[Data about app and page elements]

────────────────

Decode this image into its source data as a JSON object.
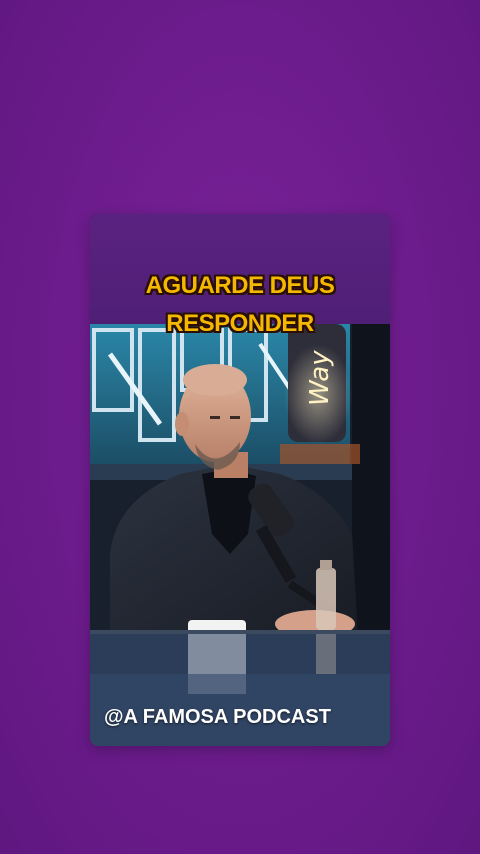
{
  "background_color": "#6c1c8c",
  "accent_text_color": "#f5b800",
  "caption": {
    "line1": "AGUARDE DEUS",
    "line2": "RESPONDER"
  },
  "handle": "@A FAMOSA PODCAST"
}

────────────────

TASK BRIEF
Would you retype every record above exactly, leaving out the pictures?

TASK OUTPUT
Decode this image into its source data as a JSON object.
{
  "background_color": "#6c1c8c",
  "accent_text_color": "#f5b800",
  "caption": {
    "line1": "AGUARDE DEUS",
    "line2": "RESPONDER"
  },
  "handle": "@A FAMOSA PODCAST"
}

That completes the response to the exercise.